**Task goal**. Where the word "illustration" occurs in a line of the listing below, copy that line.

**Entries shown**.
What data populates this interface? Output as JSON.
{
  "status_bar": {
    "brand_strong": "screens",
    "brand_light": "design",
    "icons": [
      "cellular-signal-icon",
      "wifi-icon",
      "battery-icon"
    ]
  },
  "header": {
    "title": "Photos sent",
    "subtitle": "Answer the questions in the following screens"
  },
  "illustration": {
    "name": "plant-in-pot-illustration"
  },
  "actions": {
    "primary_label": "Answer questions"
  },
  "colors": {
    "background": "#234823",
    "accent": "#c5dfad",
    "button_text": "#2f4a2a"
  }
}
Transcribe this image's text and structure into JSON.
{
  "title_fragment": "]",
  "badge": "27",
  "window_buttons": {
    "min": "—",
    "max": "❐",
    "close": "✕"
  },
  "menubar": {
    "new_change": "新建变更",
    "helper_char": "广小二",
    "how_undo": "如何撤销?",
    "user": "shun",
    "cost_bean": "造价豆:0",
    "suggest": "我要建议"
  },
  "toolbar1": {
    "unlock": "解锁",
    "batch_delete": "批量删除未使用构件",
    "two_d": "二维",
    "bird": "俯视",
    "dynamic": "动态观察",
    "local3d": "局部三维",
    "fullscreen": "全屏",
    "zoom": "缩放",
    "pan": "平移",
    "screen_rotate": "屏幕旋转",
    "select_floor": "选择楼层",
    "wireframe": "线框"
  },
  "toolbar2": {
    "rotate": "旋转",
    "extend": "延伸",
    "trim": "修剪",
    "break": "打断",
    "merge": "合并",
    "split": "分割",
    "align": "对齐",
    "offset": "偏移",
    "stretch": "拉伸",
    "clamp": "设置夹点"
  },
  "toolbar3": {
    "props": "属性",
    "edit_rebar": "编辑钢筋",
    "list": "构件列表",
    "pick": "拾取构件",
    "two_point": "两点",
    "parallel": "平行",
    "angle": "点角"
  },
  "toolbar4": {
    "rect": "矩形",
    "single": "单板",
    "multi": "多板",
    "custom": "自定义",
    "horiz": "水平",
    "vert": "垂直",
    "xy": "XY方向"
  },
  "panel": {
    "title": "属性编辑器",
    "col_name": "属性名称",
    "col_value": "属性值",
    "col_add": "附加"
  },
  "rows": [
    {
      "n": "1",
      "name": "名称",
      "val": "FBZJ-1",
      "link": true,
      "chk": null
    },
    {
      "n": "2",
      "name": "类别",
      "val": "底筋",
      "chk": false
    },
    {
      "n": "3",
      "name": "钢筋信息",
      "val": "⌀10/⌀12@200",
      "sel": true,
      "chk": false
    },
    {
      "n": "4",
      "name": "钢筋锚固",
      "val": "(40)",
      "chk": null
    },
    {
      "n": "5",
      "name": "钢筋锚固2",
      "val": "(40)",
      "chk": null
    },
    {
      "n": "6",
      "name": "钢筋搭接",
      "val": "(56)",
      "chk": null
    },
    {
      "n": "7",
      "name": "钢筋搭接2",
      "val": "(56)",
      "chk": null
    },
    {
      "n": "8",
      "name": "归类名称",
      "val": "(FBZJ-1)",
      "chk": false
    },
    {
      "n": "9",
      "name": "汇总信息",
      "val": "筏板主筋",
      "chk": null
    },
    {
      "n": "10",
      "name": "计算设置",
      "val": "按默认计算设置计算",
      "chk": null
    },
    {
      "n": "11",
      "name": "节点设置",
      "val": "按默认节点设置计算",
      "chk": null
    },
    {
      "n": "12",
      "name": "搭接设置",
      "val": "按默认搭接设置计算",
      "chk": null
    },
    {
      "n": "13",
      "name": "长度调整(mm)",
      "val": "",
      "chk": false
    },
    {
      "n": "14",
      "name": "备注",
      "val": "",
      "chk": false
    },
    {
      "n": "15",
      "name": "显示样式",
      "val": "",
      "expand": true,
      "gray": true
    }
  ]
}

**Response**.
  "illustration": {
    "name": "plant-in-pot-illustration"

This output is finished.